===== Data to process
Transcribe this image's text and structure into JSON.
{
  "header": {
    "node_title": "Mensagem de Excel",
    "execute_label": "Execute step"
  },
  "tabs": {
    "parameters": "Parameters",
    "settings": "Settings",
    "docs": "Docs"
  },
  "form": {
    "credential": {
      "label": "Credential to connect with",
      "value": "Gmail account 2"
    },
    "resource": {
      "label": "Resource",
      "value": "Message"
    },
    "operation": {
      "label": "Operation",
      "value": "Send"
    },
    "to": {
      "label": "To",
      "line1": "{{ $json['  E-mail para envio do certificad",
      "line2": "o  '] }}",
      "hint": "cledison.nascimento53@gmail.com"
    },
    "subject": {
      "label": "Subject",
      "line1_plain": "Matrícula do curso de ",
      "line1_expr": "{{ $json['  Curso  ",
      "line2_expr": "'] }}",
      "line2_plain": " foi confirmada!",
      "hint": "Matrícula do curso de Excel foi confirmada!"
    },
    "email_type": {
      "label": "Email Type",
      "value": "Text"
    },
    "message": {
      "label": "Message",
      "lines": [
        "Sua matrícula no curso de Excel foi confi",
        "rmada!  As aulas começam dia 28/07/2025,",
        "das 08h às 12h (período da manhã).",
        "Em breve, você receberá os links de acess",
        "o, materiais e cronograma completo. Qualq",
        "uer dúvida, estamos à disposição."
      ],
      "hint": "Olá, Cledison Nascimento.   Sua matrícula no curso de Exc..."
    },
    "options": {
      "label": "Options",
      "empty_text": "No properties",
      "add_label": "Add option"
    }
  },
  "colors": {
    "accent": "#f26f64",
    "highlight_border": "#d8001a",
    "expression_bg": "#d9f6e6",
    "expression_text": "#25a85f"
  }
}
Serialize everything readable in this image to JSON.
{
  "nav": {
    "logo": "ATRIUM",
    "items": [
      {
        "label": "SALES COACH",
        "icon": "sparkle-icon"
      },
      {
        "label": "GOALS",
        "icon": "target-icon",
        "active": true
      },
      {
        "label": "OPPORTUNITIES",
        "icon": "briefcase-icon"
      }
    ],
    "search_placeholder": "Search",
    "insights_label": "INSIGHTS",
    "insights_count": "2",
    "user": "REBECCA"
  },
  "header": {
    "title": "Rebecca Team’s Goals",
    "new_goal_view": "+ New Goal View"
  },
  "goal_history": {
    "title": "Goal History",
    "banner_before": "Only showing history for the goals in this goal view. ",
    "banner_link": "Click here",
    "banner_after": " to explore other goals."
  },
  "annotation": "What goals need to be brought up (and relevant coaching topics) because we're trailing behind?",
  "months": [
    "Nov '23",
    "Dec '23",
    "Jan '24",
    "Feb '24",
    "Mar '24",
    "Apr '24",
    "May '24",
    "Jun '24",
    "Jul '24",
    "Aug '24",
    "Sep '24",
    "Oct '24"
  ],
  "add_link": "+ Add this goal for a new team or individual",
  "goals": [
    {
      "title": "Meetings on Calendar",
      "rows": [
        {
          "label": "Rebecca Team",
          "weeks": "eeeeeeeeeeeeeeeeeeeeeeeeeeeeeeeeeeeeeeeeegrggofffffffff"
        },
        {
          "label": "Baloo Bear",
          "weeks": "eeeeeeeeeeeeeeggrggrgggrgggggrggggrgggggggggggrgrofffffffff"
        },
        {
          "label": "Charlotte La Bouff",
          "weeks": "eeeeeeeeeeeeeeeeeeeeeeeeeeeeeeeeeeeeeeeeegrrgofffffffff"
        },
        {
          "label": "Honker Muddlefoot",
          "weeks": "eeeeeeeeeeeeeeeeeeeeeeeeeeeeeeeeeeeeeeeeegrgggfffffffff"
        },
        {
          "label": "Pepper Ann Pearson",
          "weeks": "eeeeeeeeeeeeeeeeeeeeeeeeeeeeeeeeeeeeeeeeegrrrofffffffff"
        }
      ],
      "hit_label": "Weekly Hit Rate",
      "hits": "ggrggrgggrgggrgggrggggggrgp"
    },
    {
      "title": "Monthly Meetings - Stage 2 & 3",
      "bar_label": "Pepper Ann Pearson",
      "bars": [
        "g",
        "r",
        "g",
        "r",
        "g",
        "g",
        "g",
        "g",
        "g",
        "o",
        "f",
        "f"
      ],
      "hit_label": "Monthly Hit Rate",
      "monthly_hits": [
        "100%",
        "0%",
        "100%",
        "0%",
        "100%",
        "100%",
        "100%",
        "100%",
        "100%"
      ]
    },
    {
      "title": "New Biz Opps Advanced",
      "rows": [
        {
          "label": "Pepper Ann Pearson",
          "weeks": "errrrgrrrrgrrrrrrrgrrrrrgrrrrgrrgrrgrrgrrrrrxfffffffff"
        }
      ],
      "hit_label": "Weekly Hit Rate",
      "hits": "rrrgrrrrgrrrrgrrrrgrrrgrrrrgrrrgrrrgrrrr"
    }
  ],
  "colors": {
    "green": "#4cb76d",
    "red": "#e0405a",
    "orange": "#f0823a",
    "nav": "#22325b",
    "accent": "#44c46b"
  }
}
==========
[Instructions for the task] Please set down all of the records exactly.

[Solution to the exercise]
Transcribe this image's text and structure into JSON.
{
  "header": {
    "node_title": "Mensagem de Excel",
    "execute_label": "Execute step"
  },
  "tabs": {
    "parameters": "Parameters",
    "settings": "Settings",
    "docs": "Docs"
  },
  "form": {
    "credential": {
      "label": "Credential to connect with",
      "value": "Gmail account 2"
    },
    "resource": {
      "label": "Resource",
      "value": "Message"
    },
    "operation": {
      "label": "Operation",
      "value": "Send"
    },
    "to": {
      "label": "To",
      "line1": "{{ $json['  E-mail para envio do certificad",
      "line2": "o  '] }}",
      "hint": "cledison.nascimento53@gmail.com"
    },
    "subject": {
      "label": "Subject",
      "line1_plain": "Matrícula do curso de ",
      "line1_expr": "{{ $json['  Curso  ",
      "line2_expr": "'] }}",
      "line2_plain": " foi confirmada!",
      "hint": "Matrícula do curso de Excel foi confirmada!"
    },
    "email_type": {
      "label": "Email Type",
      "value": "Text"
    },
    "message": {
      "label": "Message",
      "lines": [
        "Sua matrícula no curso de Excel foi confi",
        "rmada!  As aulas começam dia 28/07/2025,",
        "das 08h às 12h (período da manhã).",
        "Em breve, você receberá os links de acess",
        "o, materiais e cronograma completo. Qualq",
        "uer dúvida, estamos à disposição."
      ],
      "hint": "Olá, Cledison Nascimento.   Sua matrícula no curso de Exc..."
    },
    "options": {
      "label": "Options",
      "empty_text": "No properties",
      "add_label": "Add option"
    }
  },
  "colors": {
    "accent": "#f26f64",
    "highlight_border": "#d8001a",
    "expression_bg": "#d9f6e6",
    "expression_text": "#25a85f"
  }
}
Serialize everything readable in this image to JSON.
{
  "nav": {
    "logo": "ATRIUM",
    "items": [
      {
        "label": "SALES COACH",
        "icon": "sparkle-icon"
      },
      {
        "label": "GOALS",
        "icon": "target-icon",
        "active": true
      },
      {
        "label": "OPPORTUNITIES",
        "icon": "briefcase-icon"
      }
    ],
    "search_placeholder": "Search",
    "insights_label": "INSIGHTS",
    "insights_count": "2",
    "user": "REBECCA"
  },
  "header": {
    "title": "Rebecca Team’s Goals",
    "new_goal_view": "+ New Goal View"
  },
  "goal_history": {
    "title": "Goal History",
    "banner_before": "Only showing history for the goals in this goal view. ",
    "banner_link": "Click here",
    "banner_after": " to explore other goals."
  },
  "annotation": "What goals need to be brought up (and relevant coaching topics) because we're trailing behind?",
  "months": [
    "Nov '23",
    "Dec '23",
    "Jan '24",
    "Feb '24",
    "Mar '24",
    "Apr '24",
    "May '24",
    "Jun '24",
    "Jul '24",
    "Aug '24",
    "Sep '24",
    "Oct '24"
  ],
  "add_link": "+ Add this goal for a new team or individual",
  "goals": [
    {
      "title": "Meetings on Calendar",
      "rows": [
        {
          "label": "Rebecca Team",
          "weeks": "eeeeeeeeeeeeeeeeeeeeeeeeeeeeeeeeeeeeeeeeegrggofffffffff"
        },
        {
          "label": "Baloo Bear",
          "weeks": "eeeeeeeeeeeeeeggrggrgggrgggggrggggrgggggggggggrgrofffffffff"
        },
        {
          "label": "Charlotte La Bouff",
          "weeks": "eeeeeeeeeeeeeeeeeeeeeeeeeeeeeeeeeeeeeeeeegrrgofffffffff"
        },
        {
          "label": "Honker Muddlefoot",
          "weeks": "eeeeeeeeeeeeeeeeeeeeeeeeeeeeeeeeeeeeeeeeegrgggfffffffff"
        },
        {
          "label": "Pepper Ann Pearson",
          "weeks": "eeeeeeeeeeeeeeeeeeeeeeeeeeeeeeeeeeeeeeeeegrrrofffffffff"
        }
      ],
      "hit_label": "Weekly Hit Rate",
      "hits": "ggrggrgggrgggrgggrggggggrgp"
    },
    {
      "title": "Monthly Meetings - Stage 2 & 3",
      "bar_label": "Pepper Ann Pearson",
      "bars": [
        "g",
        "r",
        "g",
        "r",
        "g",
        "g",
        "g",
        "g",
        "g",
        "o",
        "f",
        "f"
      ],
      "hit_label": "Monthly Hit Rate",
      "monthly_hits": [
        "100%",
        "0%",
        "100%",
        "0%",
        "100%",
        "100%",
        "100%",
        "100%",
        "100%"
      ]
    },
    {
      "title": "New Biz Opps Advanced",
      "rows": [
        {
          "label": "Pepper Ann Pearson",
          "weeks": "errrrgrrrrgrrrrrrrgrrrrrgrrrrgrrgrrgrrgrrrrrxfffffffff"
        }
      ],
      "hit_label": "Weekly Hit Rate",
      "hits": "rrrgrrrrgrrrrgrrrrgrrrgrrrrgrrrgrrrgrrrr"
    }
  ],
  "colors": {
    "green": "#4cb76d",
    "red": "#e0405a",
    "orange": "#f0823a",
    "nav": "#22325b",
    "accent": "#44c46b"
  }
}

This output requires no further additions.